Web page and app entries
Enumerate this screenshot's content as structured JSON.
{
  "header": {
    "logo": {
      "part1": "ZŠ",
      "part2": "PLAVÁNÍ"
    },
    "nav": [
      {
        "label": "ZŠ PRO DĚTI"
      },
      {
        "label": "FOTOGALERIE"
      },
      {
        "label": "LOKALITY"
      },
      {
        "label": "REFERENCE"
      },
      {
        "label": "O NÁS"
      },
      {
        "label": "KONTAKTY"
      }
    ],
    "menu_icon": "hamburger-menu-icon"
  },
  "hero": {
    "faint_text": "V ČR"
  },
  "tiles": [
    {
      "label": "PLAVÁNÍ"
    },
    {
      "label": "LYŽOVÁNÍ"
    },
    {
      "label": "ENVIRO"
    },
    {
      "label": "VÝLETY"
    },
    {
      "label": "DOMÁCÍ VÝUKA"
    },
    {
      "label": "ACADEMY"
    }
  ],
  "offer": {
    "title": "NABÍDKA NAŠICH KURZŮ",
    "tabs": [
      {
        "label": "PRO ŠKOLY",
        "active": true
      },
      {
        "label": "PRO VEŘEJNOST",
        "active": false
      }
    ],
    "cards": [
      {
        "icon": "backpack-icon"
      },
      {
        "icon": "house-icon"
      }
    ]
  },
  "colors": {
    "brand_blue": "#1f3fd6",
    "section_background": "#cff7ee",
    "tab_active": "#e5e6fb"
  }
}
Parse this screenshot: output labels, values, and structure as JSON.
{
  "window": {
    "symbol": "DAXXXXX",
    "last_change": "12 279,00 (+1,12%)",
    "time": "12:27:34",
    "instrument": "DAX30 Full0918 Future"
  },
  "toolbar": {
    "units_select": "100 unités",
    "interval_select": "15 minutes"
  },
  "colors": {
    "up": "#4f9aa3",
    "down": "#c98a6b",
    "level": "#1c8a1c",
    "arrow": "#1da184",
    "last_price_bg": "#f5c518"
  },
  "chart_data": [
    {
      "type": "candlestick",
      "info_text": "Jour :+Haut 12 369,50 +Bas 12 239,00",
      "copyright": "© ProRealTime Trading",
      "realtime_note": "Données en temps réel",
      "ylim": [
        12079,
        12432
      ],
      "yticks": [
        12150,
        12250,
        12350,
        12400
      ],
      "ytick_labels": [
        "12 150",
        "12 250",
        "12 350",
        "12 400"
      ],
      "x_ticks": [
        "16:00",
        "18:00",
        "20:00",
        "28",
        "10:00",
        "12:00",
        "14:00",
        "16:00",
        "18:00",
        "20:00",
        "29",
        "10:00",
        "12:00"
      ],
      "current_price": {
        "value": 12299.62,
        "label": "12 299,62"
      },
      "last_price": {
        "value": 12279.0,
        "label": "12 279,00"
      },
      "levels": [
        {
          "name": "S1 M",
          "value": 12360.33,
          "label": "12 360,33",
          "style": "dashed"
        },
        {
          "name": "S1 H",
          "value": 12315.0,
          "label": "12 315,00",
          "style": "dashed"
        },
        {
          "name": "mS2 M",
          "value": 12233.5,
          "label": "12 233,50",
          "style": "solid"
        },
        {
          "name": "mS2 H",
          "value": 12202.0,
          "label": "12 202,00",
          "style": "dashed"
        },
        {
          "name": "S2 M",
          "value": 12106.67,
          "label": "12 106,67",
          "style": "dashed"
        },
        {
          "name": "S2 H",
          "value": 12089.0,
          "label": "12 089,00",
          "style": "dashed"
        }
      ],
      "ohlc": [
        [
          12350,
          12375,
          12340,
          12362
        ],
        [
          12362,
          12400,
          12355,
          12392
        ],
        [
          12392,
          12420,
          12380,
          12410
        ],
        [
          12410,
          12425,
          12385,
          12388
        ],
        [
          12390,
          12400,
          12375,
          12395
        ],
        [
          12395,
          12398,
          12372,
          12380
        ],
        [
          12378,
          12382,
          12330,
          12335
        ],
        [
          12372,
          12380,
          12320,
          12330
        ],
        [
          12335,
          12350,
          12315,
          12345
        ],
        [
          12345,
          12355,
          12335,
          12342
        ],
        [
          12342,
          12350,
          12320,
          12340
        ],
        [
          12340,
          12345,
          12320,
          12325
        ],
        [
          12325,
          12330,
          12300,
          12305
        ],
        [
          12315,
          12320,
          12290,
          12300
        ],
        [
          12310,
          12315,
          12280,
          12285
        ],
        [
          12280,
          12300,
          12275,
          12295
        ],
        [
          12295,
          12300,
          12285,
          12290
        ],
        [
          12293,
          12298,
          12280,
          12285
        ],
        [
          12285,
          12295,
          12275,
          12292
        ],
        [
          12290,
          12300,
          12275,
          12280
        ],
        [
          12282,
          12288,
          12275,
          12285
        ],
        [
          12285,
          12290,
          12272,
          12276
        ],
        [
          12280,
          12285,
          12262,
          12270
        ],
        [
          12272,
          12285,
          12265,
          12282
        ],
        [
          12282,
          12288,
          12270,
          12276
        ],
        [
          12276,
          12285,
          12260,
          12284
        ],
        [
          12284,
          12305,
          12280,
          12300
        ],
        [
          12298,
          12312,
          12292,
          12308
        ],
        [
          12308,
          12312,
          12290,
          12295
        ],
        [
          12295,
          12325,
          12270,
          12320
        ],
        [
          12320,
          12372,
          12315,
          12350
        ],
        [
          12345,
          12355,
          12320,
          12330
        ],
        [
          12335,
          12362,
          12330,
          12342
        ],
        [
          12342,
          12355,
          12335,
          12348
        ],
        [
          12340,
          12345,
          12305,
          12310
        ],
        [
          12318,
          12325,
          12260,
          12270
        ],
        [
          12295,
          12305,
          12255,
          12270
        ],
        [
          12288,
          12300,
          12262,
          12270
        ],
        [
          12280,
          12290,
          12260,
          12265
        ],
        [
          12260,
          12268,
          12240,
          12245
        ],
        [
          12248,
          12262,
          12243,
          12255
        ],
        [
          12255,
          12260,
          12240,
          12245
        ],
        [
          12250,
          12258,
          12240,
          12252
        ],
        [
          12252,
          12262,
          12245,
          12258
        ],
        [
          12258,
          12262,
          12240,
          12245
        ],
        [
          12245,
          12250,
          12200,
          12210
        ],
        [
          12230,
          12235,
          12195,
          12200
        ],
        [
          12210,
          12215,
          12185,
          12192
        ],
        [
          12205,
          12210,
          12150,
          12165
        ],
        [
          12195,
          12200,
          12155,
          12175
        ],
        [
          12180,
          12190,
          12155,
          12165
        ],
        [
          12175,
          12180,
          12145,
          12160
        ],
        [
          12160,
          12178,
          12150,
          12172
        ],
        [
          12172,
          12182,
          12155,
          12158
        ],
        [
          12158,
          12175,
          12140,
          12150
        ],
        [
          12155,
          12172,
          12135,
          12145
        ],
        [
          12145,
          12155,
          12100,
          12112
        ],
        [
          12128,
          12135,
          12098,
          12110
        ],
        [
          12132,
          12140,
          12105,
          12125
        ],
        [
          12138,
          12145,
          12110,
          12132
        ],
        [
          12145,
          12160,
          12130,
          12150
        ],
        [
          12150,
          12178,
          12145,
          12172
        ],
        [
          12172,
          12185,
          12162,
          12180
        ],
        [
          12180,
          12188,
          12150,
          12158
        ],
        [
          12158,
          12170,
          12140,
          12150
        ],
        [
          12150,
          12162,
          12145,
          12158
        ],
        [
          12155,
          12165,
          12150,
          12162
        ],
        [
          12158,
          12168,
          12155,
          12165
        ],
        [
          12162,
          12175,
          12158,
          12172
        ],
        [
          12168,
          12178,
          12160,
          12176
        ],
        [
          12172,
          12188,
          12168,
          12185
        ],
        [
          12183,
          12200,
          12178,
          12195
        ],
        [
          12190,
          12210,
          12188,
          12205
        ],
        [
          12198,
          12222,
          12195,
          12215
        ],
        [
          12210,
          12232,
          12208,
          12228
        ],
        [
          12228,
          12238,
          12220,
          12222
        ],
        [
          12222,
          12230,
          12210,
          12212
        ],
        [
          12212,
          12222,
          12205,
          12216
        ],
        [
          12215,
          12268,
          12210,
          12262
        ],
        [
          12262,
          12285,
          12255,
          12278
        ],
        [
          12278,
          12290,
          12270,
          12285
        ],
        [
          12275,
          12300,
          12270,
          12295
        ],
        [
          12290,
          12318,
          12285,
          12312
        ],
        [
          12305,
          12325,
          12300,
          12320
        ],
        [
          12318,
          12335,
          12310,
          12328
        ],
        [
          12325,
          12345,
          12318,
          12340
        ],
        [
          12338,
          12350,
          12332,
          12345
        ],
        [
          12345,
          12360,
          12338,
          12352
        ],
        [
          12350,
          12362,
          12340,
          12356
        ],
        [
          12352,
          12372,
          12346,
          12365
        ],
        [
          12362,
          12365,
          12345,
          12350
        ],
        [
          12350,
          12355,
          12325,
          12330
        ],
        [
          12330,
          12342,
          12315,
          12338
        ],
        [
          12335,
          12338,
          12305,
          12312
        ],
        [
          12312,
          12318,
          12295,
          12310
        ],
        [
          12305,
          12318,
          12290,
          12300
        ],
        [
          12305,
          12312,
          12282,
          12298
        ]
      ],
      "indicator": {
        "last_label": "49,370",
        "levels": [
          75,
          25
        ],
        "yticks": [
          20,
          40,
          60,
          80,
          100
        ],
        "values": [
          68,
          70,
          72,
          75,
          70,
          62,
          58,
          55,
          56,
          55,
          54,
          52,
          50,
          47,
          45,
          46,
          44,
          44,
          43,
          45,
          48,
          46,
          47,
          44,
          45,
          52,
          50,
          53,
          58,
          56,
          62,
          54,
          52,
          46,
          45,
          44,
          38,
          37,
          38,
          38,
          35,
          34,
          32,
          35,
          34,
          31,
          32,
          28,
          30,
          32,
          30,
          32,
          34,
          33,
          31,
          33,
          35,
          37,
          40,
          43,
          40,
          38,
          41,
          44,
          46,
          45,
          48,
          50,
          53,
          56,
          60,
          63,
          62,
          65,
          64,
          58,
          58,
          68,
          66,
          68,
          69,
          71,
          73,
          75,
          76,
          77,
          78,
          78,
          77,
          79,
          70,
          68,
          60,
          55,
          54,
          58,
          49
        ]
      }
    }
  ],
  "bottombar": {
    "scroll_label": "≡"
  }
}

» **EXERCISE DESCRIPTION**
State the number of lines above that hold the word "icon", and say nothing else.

» **WRITTEN ANSWER**
3